Maybe one day I’ll have enough Spanish to adequately describe this place. Charles Darwin gave it the high praise of “certainly most striking.”

Photos of #Chile : #Santiago Centro

On my walk around Central Santiago, there were bells ringing from all the churches, and ladies weaving palm fronds for people as they went into mass. I’m looking forward to Easter here next week – I can’t fathom what it’ll be like.

Vancouver, British Columbia

To get my work visa for Chile, I had to visit one of the country’s consulates in Canada…and there isn’t one in Alberta. The nearest one is in Vancouver, British Columbia.

I have two cousins, neither of whom I’ve seen in years (because I’ve been in China, they live in Vancouver and Toronto, and I’ve never been home at the same time as either of them!). There’s also a Chilean consulate in Toronto, so I’d get to visit one of my cousins no matter where I got my visa. And it made the most sense, logically, to get it in Toronto, because all flights from Canada to South America go through Pearson airport. However, my cousin there is very busy…he’s an engineer, and he’s planning his wedding…and, really, I wanted to visit Vancouver more.

I’ve been there a number of times now, and I absolutely love it. The stories about the cost of living there are outrageous, and also true. On the cab ride to my cousin’s place, I passed a new condo development on Granville Street, apparently geared towards families…they started at $2 million. There’ve been efforts to control land prices, and taxes for absentee owners who buy property in Vancouver but then don’t live there — many of those investors are of course from China, and are desperate to get any money they have out of that country. But Vancouver has always been expensive, because everyone wants to be there, because it’s beautiful.

Another story about Vancouver is you can go swimming in the morning and skiing in the afternoon, and in winter that is true. It has the Pacific Ocean on one side, and mountains right there on the other! It has Stanley Park, with one of the best aquariums in the world, totem poles, dozens of kinds of wild birds, roses and TREES, on an amazing coastline. Downtown Vancouver has (expensive) buildings right on the water which are all glass, so they reflect the water and the hundreds of boats docked there. They have outrageously good sushi, and the coffee culture is so pervasive I wonder if their blood is half caffeine; I say that having been to three excellent coffee houses in two days. They have salmon, and amazing fruit. There are so many beautiful (expensive) neighbourhoods with phenomenal houses and huge trees. The university of British Columbia sticks out into the ocean, and has its own forest, Japanese garden, and the legendary (notorious) Wreck Beach.
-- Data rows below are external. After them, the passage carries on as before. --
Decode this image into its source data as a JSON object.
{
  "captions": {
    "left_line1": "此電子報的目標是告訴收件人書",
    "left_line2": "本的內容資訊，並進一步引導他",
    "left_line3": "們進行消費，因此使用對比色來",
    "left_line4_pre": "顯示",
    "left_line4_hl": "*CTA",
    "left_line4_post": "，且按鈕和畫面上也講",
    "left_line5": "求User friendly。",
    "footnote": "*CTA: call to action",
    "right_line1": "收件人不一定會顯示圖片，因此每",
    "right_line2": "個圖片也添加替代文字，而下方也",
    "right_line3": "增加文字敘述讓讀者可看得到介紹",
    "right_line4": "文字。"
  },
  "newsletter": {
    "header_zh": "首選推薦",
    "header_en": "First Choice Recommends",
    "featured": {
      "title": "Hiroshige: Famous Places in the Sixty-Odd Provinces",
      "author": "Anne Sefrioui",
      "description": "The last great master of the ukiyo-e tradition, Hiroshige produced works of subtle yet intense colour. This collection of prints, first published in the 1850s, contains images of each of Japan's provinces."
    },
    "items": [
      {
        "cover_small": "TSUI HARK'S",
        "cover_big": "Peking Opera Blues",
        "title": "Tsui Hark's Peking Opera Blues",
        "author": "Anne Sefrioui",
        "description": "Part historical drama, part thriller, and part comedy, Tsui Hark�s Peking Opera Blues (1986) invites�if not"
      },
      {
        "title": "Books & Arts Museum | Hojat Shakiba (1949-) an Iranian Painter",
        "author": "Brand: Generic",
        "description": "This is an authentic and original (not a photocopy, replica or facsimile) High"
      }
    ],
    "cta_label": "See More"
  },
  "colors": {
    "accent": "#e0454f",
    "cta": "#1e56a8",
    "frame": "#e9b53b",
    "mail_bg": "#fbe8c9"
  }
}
I know that when many people outside of Canada think of Canada, they’re thinking of Vancouver. I love that I got to spend my last few days in Canada there.